• TASK TO CARRY OUT:
With the pictures left aside, write out the entries that follow exactly.

• DATASET ENTRIES:
────────────────────
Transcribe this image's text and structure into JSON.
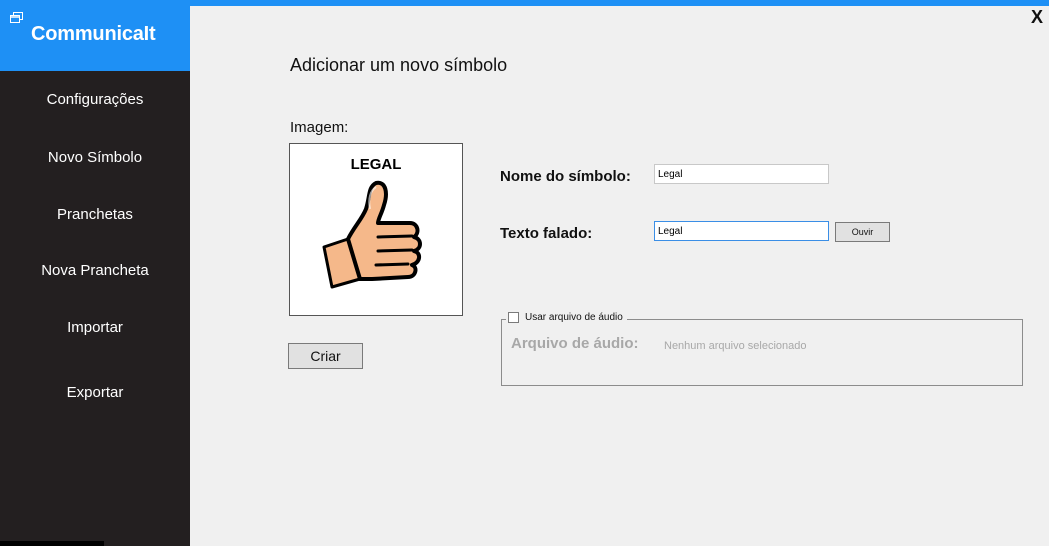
{
  "app": {
    "title": "CommunicaIt"
  },
  "sidebar": {
    "items": [
      {
        "label": "Configurações"
      },
      {
        "label": "Novo Símbolo"
      },
      {
        "label": "Pranchetas"
      },
      {
        "label": "Nova Prancheta"
      },
      {
        "label": "Importar"
      },
      {
        "label": "Exportar"
      }
    ]
  },
  "window": {
    "close_label": "X"
  },
  "form": {
    "title": "Adicionar um novo símbolo",
    "image_label": "Imagem:",
    "image_caption": "LEGAL",
    "image_icon": "thumbs-up-icon",
    "name_label": "Nome do símbolo:",
    "name_value": "Legal",
    "speech_label": "Texto falado:",
    "speech_value": "Legal",
    "listen_button": "Ouvir",
    "create_button": "Criar",
    "audio_group_label": "Usar arquivo de áudio",
    "audio_checked": false,
    "audio_file_label": "Arquivo de áudio:",
    "audio_file_value": "Nenhum arquivo selecionado"
  },
  "colors": {
    "accent": "#1e90f5",
    "sidebar": "#231f20",
    "background": "#f0f0f0",
    "disabled_text": "#a8a8a8"
  }
}
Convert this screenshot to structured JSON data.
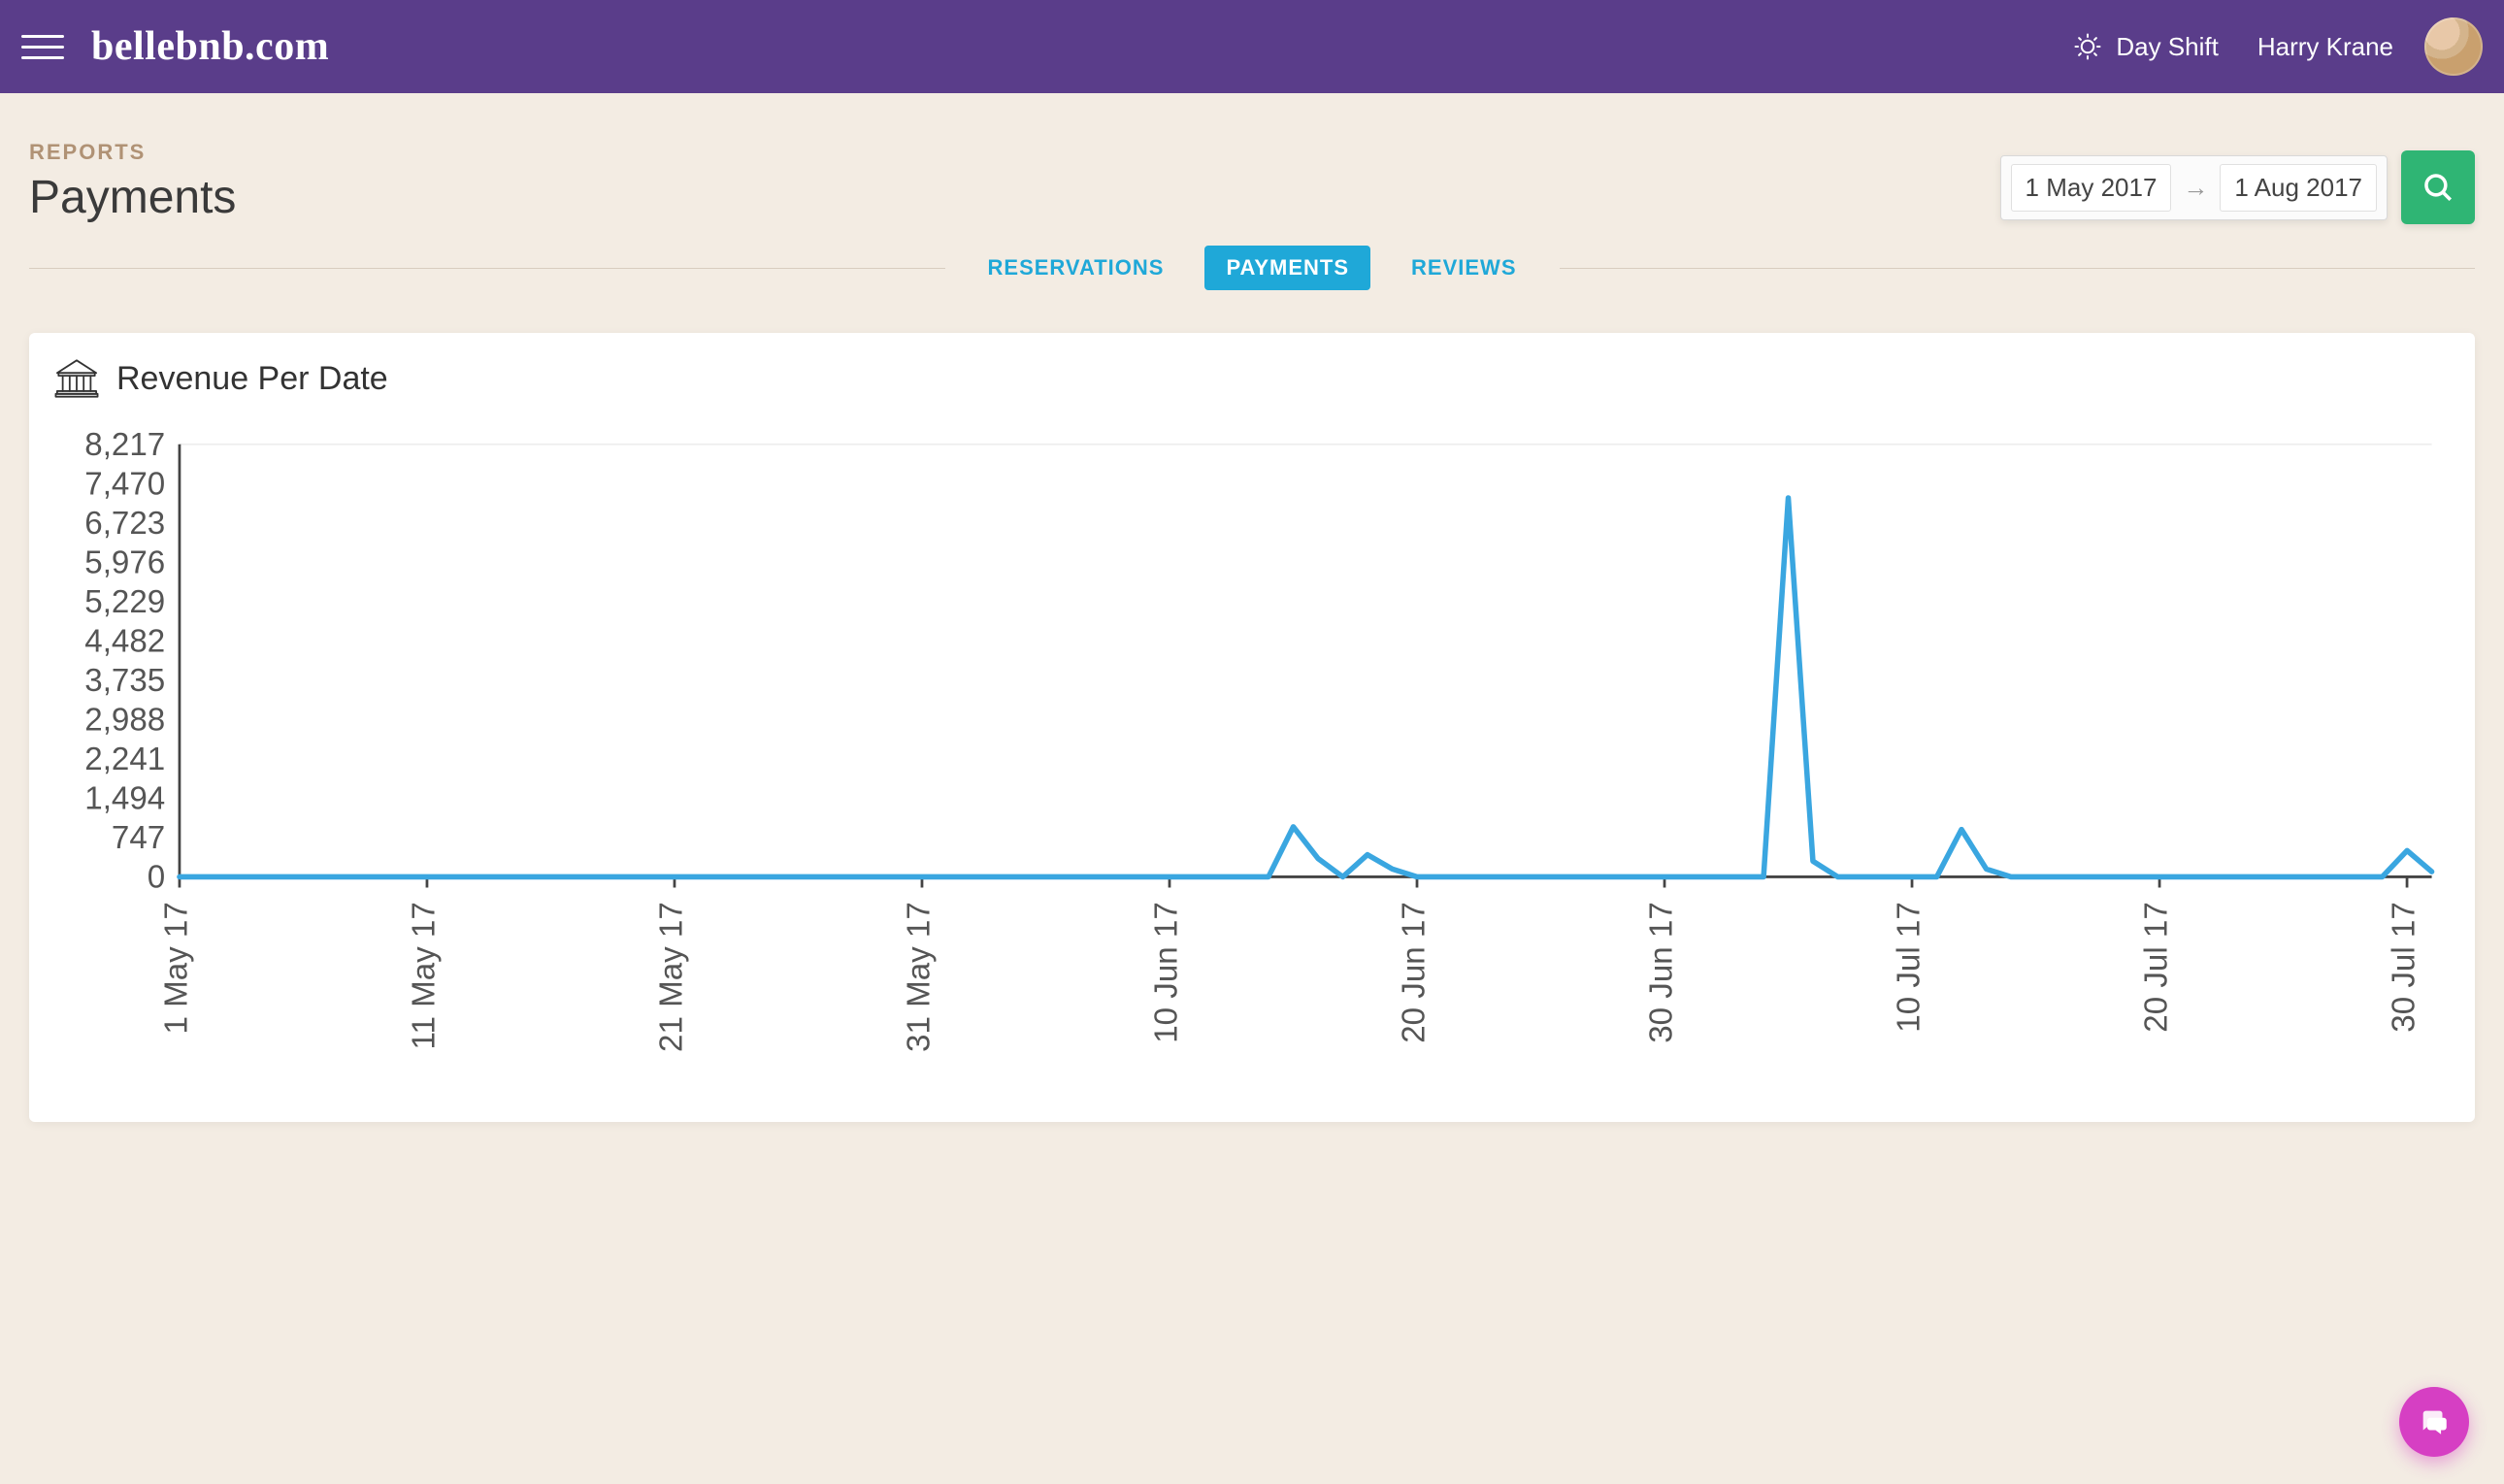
{
  "header": {
    "brand": "bellebnb.com",
    "shift_label": "Day Shift",
    "user_name": "Harry Krane"
  },
  "page": {
    "section_label": "REPORTS",
    "title": "Payments"
  },
  "date_range": {
    "from": "1 May 2017",
    "to": "1 Aug 2017"
  },
  "tabs": [
    {
      "label": "RESERVATIONS",
      "active": false
    },
    {
      "label": "PAYMENTS",
      "active": true
    },
    {
      "label": "REVIEWS",
      "active": false
    }
  ],
  "card": {
    "title": "Revenue Per Date"
  },
  "chart_data": {
    "type": "line",
    "title": "Revenue Per Date",
    "xlabel": "",
    "ylabel": "",
    "ylim": [
      0,
      8217
    ],
    "y_ticks": [
      0,
      747,
      1494,
      2241,
      2988,
      3735,
      4482,
      5229,
      5976,
      6723,
      7470,
      8217
    ],
    "y_tick_labels": [
      "0",
      "747",
      "1,494",
      "2,241",
      "2,988",
      "3,735",
      "4,482",
      "5,229",
      "5,976",
      "6,723",
      "7,470",
      "8,217"
    ],
    "x_tick_indices": [
      0,
      10,
      20,
      30,
      40,
      50,
      60,
      70,
      80,
      90
    ],
    "x_tick_labels": [
      "1 May 17",
      "11 May 17",
      "21 May 17",
      "31 May 17",
      "10 Jun 17",
      "20 Jun 17",
      "30 Jun 17",
      "10 Jul 17",
      "20 Jul 17",
      "30 Jul 17"
    ],
    "series": [
      {
        "name": "Revenue",
        "color": "#3aa6e0",
        "x": [
          0,
          1,
          2,
          3,
          4,
          5,
          6,
          7,
          8,
          9,
          10,
          11,
          12,
          13,
          14,
          15,
          16,
          17,
          18,
          19,
          20,
          21,
          22,
          23,
          24,
          25,
          26,
          27,
          28,
          29,
          30,
          31,
          32,
          33,
          34,
          35,
          36,
          37,
          38,
          39,
          40,
          41,
          42,
          43,
          44,
          45,
          46,
          47,
          48,
          49,
          50,
          51,
          52,
          53,
          54,
          55,
          56,
          57,
          58,
          59,
          60,
          61,
          62,
          63,
          64,
          65,
          66,
          67,
          68,
          69,
          70,
          71,
          72,
          73,
          74,
          75,
          76,
          77,
          78,
          79,
          80,
          81,
          82,
          83,
          84,
          85,
          86,
          87,
          88,
          89,
          90,
          91
        ],
        "values": [
          0,
          0,
          0,
          0,
          0,
          0,
          0,
          0,
          0,
          0,
          0,
          0,
          0,
          0,
          0,
          0,
          0,
          0,
          0,
          0,
          0,
          0,
          0,
          0,
          0,
          0,
          0,
          0,
          0,
          0,
          0,
          0,
          0,
          0,
          0,
          0,
          0,
          0,
          0,
          0,
          0,
          0,
          0,
          0,
          0,
          950,
          350,
          0,
          420,
          150,
          0,
          0,
          0,
          0,
          0,
          0,
          0,
          0,
          0,
          0,
          0,
          0,
          0,
          0,
          0,
          7200,
          300,
          0,
          0,
          0,
          0,
          0,
          900,
          150,
          0,
          0,
          0,
          0,
          0,
          0,
          0,
          0,
          0,
          0,
          0,
          0,
          0,
          0,
          0,
          0,
          500,
          100
        ]
      }
    ]
  },
  "colors": {
    "header_bg": "#5a3d8a",
    "body_bg": "#f3ece3",
    "accent_blue": "#1fa8d8",
    "accent_green": "#2fb574",
    "accent_pink": "#d63fc3",
    "line": "#3aa6e0"
  }
}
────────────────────
• OUTPUT:
Transcribe this image's text and structure into JSON.
{
  "app": {
    "title": "CommunicaIt"
  },
  "sidebar": {
    "items": [
      {
        "label": "Configurações"
      },
      {
        "label": "Novo Símbolo"
      },
      {
        "label": "Pranchetas"
      },
      {
        "label": "Nova Prancheta"
      },
      {
        "label": "Importar"
      },
      {
        "label": "Exportar"
      }
    ]
  },
  "window": {
    "close_label": "X"
  },
  "form": {
    "title": "Adicionar um novo símbolo",
    "image_label": "Imagem:",
    "image_caption": "LEGAL",
    "image_icon": "thumbs-up-icon",
    "name_label": "Nome do símbolo:",
    "name_value": "Legal",
    "speech_label": "Texto falado:",
    "speech_value": "Legal",
    "listen_button": "Ouvir",
    "create_button": "Criar",
    "audio_group_label": "Usar arquivo de áudio",
    "audio_checked": false,
    "audio_file_label": "Arquivo de áudio:",
    "audio_file_value": "Nenhum arquivo selecionado"
  },
  "colors": {
    "accent": "#1e90f5",
    "sidebar": "#231f20",
    "background": "#f0f0f0",
    "disabled_text": "#a8a8a8"
  }
}
Convert this screenshot to structured JSON data.
{
  "header": {
    "brand": "bellebnb.com",
    "shift_label": "Day Shift",
    "user_name": "Harry Krane"
  },
  "page": {
    "section_label": "REPORTS",
    "title": "Payments"
  },
  "date_range": {
    "from": "1 May 2017",
    "to": "1 Aug 2017"
  },
  "tabs": [
    {
      "label": "RESERVATIONS",
      "active": false
    },
    {
      "label": "PAYMENTS",
      "active": true
    },
    {
      "label": "REVIEWS",
      "active": false
    }
  ],
  "card": {
    "title": "Revenue Per Date"
  },
  "chart_data": {
    "type": "line",
    "title": "Revenue Per Date",
    "xlabel": "",
    "ylabel": "",
    "ylim": [
      0,
      8217
    ],
    "y_ticks": [
      0,
      747,
      1494,
      2241,
      2988,
      3735,
      4482,
      5229,
      5976,
      6723,
      7470,
      8217
    ],
    "y_tick_labels": [
      "0",
      "747",
      "1,494",
      "2,241",
      "2,988",
      "3,735",
      "4,482",
      "5,229",
      "5,976",
      "6,723",
      "7,470",
      "8,217"
    ],
    "x_tick_indices": [
      0,
      10,
      20,
      30,
      40,
      50,
      60,
      70,
      80,
      90
    ],
    "x_tick_labels": [
      "1 May 17",
      "11 May 17",
      "21 May 17",
      "31 May 17",
      "10 Jun 17",
      "20 Jun 17",
      "30 Jun 17",
      "10 Jul 17",
      "20 Jul 17",
      "30 Jul 17"
    ],
    "series": [
      {
        "name": "Revenue",
        "color": "#3aa6e0",
        "x": [
          0,
          1,
          2,
          3,
          4,
          5,
          6,
          7,
          8,
          9,
          10,
          11,
          12,
          13,
          14,
          15,
          16,
          17,
          18,
          19,
          20,
          21,
          22,
          23,
          24,
          25,
          26,
          27,
          28,
          29,
          30,
          31,
          32,
          33,
          34,
          35,
          36,
          37,
          38,
          39,
          40,
          41,
          42,
          43,
          44,
          45,
          46,
          47,
          48,
          49,
          50,
          51,
          52,
          53,
          54,
          55,
          56,
          57,
          58,
          59,
          60,
          61,
          62,
          63,
          64,
          65,
          66,
          67,
          68,
          69,
          70,
          71,
          72,
          73,
          74,
          75,
          76,
          77,
          78,
          79,
          80,
          81,
          82,
          83,
          84,
          85,
          86,
          87,
          88,
          89,
          90,
          91
        ],
        "values": [
          0,
          0,
          0,
          0,
          0,
          0,
          0,
          0,
          0,
          0,
          0,
          0,
          0,
          0,
          0,
          0,
          0,
          0,
          0,
          0,
          0,
          0,
          0,
          0,
          0,
          0,
          0,
          0,
          0,
          0,
          0,
          0,
          0,
          0,
          0,
          0,
          0,
          0,
          0,
          0,
          0,
          0,
          0,
          0,
          0,
          950,
          350,
          0,
          420,
          150,
          0,
          0,
          0,
          0,
          0,
          0,
          0,
          0,
          0,
          0,
          0,
          0,
          0,
          0,
          0,
          7200,
          300,
          0,
          0,
          0,
          0,
          0,
          900,
          150,
          0,
          0,
          0,
          0,
          0,
          0,
          0,
          0,
          0,
          0,
          0,
          0,
          0,
          0,
          0,
          0,
          500,
          100
        ]
      }
    ]
  },
  "colors": {
    "header_bg": "#5a3d8a",
    "body_bg": "#f3ece3",
    "accent_blue": "#1fa8d8",
    "accent_green": "#2fb574",
    "accent_pink": "#d63fc3",
    "line": "#3aa6e0"
  }
}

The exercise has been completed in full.